Do you agree with these ‘predictions’?

If not….what are yours?

Plus the House cannot find a leader after 3 rounds of voting….

After a chaotic first day of the 118th Congress, the House has voted to adjourn for the day, with no speaker of the House elected. GOP frontrunner Kevin McCarthy lost all three rounds of voting Tuesday, with 19 conservative Republicans voting against him the first two rounds and 20 in the third. The swearing-in of new House members was delayed due to the stalemate and family members of lawmakers, including children, fell asleep or left the chamber as the voting dragged on, the Hill reports. This is only the eighth time in history that a House speaker hasn’t been chosen after three rounds of voting, and it’s the first time since 1923 that it has taken more than one ballot, CBS reports. In 1923, there were nine ballots over three days.

Democratic Rep. Hakeem Jeffries got all 212 Democratic votes in the three ballots. “House Dems are united and ready to get to work,” he tweeted. “Complete chaos on the other side of the aisle.” The House will reconvene at noon on Wednesday. Rep. Nancy Pelosi, the most recent speaker of the House, denied that Democrats would cut a deal with Republicans to give McCarthy a majority, the New York Times reports. “That may be a Republican rumor that has no currency among Democrats,” she said. McCarthy vowed to continue seeking the gavel, saying, “We stay in until we win,” the Washington Post reports.

The Republican who switched from McCarthy to Rep. Jim Jordan in the third round was Rep. Byron Donalds. His vote made it 20 for Jordan, who had urged Republicans to vote for McCarthy. “The reality is Rep. Kevin McCarthy doesn’t have the votes,” Donalds tweeted after voting in the third round. “I committed my support to him publicly and for two votes on the House Floor. 218 is the number, and currently, no one is there.” He added: “Our conference needs to recess and huddle and find someone or work out the next step but these continuous votes aren’t working for anyone.”

If not McCarthy then who?

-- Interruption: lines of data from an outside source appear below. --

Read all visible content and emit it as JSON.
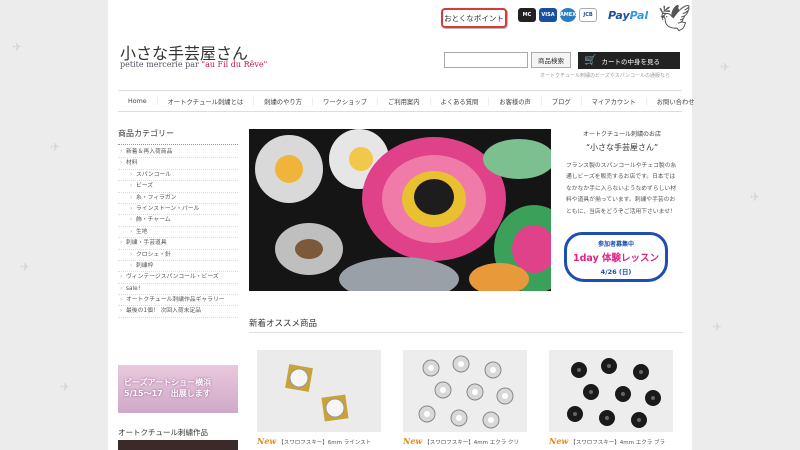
{
  "header": {
    "logo_title": "小さな手芸屋さん",
    "logo_sub_prefix": "petite mercerie par ",
    "logo_sub_brand": "\"au Fil du Rêve\"",
    "points_badge": "おとくなポイント",
    "payment_icons": [
      "mastercard-icon",
      "visa-icon",
      "amex-icon",
      "jcb-icon",
      "paypal-icon"
    ],
    "card_labels": [
      "MC",
      "VISA",
      "AMEX",
      "JCB"
    ],
    "paypal_a": "Pay",
    "paypal_b": "Pal",
    "search_button": "商品検索",
    "cart_button": "カートの中身を見る",
    "tagline": "オートクチュール刺繍のビーズやスパンコールの通販なら"
  },
  "nav": [
    "Home",
    "オートクチュール刺繍とは",
    "刺繍のやり方",
    "ワークショップ",
    "ご利用案内",
    "よくある質問",
    "お客様の声",
    "ブログ",
    "マイアカウント",
    "お問い合わせ"
  ],
  "sidebar": {
    "title": "商品カテゴリー",
    "items": [
      {
        "label": "新着＆再入荷商品",
        "sub": false
      },
      {
        "label": "材料",
        "sub": false
      },
      {
        "label": "スパンコール",
        "sub": true
      },
      {
        "label": "ビーズ",
        "sub": true
      },
      {
        "label": "糸・フィラガン",
        "sub": true
      },
      {
        "label": "ラインストーン・パール",
        "sub": true
      },
      {
        "label": "飾・チャーム",
        "sub": true
      },
      {
        "label": "生地",
        "sub": true
      },
      {
        "label": "刺繍・手芸道具",
        "sub": false
      },
      {
        "label": "クロシェ・針",
        "sub": true
      },
      {
        "label": "刺繍枠",
        "sub": true
      },
      {
        "label": "ヴィンテージスパンコール・ビーズ",
        "sub": false
      },
      {
        "label": "sale！",
        "sub": false
      },
      {
        "label": "オートクチュール刺繍作品ギャラリー",
        "sub": false
      },
      {
        "label": "最後の1個！ 次回入荷未定品",
        "sub": false
      }
    ],
    "banner_line1": "ビーズアートショー横浜",
    "banner_line2": "5/15～17　出展します",
    "gallery_title": "オートクチュール刺繍作品"
  },
  "info": {
    "subtitle": "オートクチュール刺繍のお店",
    "name": "“小さな手芸屋さん”",
    "body": "フランス製のスパンコールやチェコ製の糸通しビーズを販売するお店です。日本ではなかなか手に入らないようなめずらしい材料や道具が揃っています。刺繍や手芸のおともに、当店をどうぞご活用下さいませ！"
  },
  "lesson": {
    "line1": "参加者募集中",
    "line2": "1day 体験レッスン",
    "line3": "4/26 (日)"
  },
  "products": {
    "section_title": "新着オススメ商品",
    "new_label": "New",
    "items": [
      {
        "caption": "【スワロフスキー】6mm ラインスト"
      },
      {
        "caption": "【スワロフスキー】4mm エクラ クリ"
      },
      {
        "caption": "【スワロフスキー】4mm エクラ ブラ"
      }
    ]
  },
  "colors": {
    "accent_pink": "#e0218a",
    "accent_blue": "#1c4fb0",
    "badge_red": "#d83a3a"
  }
}
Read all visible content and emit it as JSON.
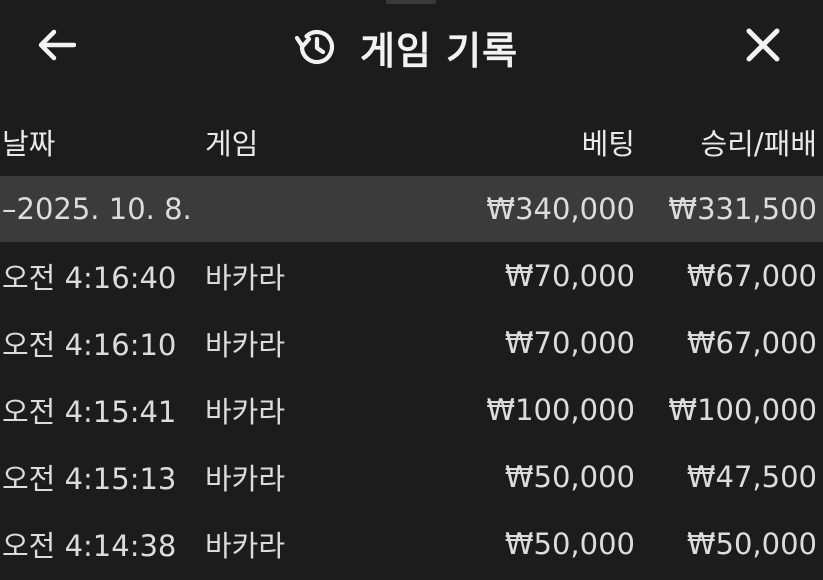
{
  "header": {
    "back_icon": "arrow-left-icon",
    "history_icon": "history-icon",
    "title": "게임 기록",
    "close_icon": "close-icon"
  },
  "table": {
    "columns": {
      "date": "날짜",
      "game": "게임",
      "bet": "베팅",
      "win_loss": "승리/패배"
    },
    "summary": {
      "date": "–2025. 10. 8.",
      "bet": "₩340,000",
      "win_loss": "₩331,500"
    },
    "rows": [
      {
        "time": "오전 4:16:40",
        "game": "바카라",
        "bet": "₩70,000",
        "win_loss": "₩67,000"
      },
      {
        "time": "오전 4:16:10",
        "game": "바카라",
        "bet": "₩70,000",
        "win_loss": "₩67,000"
      },
      {
        "time": "오전 4:15:41",
        "game": "바카라",
        "bet": "₩100,000",
        "win_loss": "₩100,000"
      },
      {
        "time": "오전 4:15:13",
        "game": "바카라",
        "bet": "₩50,000",
        "win_loss": "₩47,500"
      },
      {
        "time": "오전 4:14:38",
        "game": "바카라",
        "bet": "₩50,000",
        "win_loss": "₩50,000"
      }
    ]
  },
  "colors": {
    "background": "#1c1c1c",
    "summary_row": "#3b3b3b",
    "text": "#e6e6e6"
  }
}
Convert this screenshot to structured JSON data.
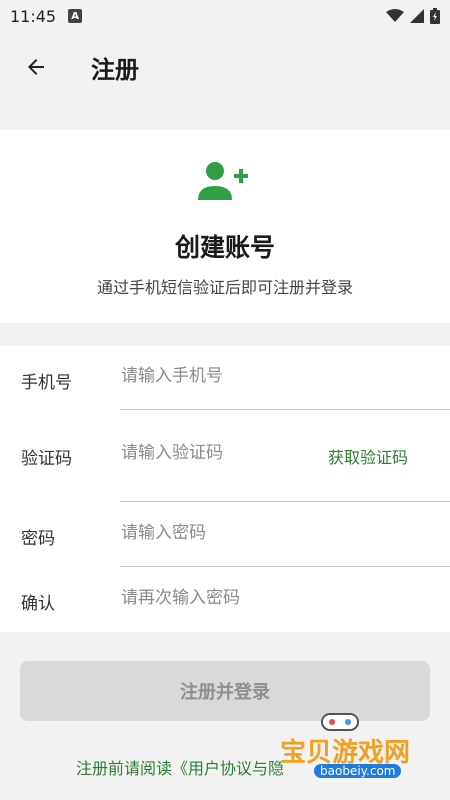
{
  "status": {
    "time": "11:45",
    "notif_icon_letter": "A"
  },
  "app_bar": {
    "back_icon": "arrow-left-icon",
    "title": "注册"
  },
  "hero": {
    "icon": "person-add-icon",
    "accent": "#2ea043",
    "title": "创建账号",
    "subtitle": "通过手机短信验证后即可注册并登录"
  },
  "form": {
    "phone": {
      "label": "手机号",
      "placeholder": "请输入手机号",
      "value": ""
    },
    "code": {
      "label": "验证码",
      "placeholder": "请输入验证码",
      "value": "",
      "button": "获取验证码"
    },
    "password": {
      "label": "密码",
      "placeholder": "请输入密码",
      "value": ""
    },
    "confirm": {
      "label": "确认",
      "placeholder": "请再次输入密码",
      "value": ""
    }
  },
  "submit": {
    "label": "注册并登录"
  },
  "agreement": {
    "text": "注册前请阅读《用户协议与隐"
  },
  "watermark": {
    "text": "宝贝游戏网",
    "url": "baobeiy.com"
  }
}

After a historic day in the House of Representatives that ended with the legislative body adjourning without having elected a Speaker, it’s not clear what will happen next—other than the fact that representatives will reconvene at noon Wednesday, PBS reports. A fourth round of voting is expected at that point, USA Today reports, but as the Hill puts it, Kevin McCarthy’s failure to secure the necessary votes after three rounds “will lead to questions about whether Republicans need to move to a different candidate to unite their members.” The site looks at three lawmakers who could possibly take his place: Steve Scalise, the House Majority Leader; Jim Jordan, “widely considered the leading conservative in the House”; and Patrick McHenry, who was Scalise’s deputy whip when Paul Ryan was House Speaker.

While it’s technically possible for a non-House member to become Speaker, the Hill says most find that possibility “extremely unlikely.” The site also reports that McCarthy on Tuesday night floated the idea that he could win the position with less than the 218 votes he currently needs. If lawmakers are absent, or vote simply “present” rather than voting for a particular candidate, the threshold goes down: “Democrats have 212 votes. You get 213 votes, and the others don’t say another name, that’s how you can win,” he said. But it’s not clear how he’d convince at least 11 people who voted against him to vote for him, and then convince the other nine to decline to name a candidate in their votes.

Chaos looks like the agenda for this first year of the 118th Congress.

Pay Attention!

I Read, I Write, You Know

“lego ergo scribo”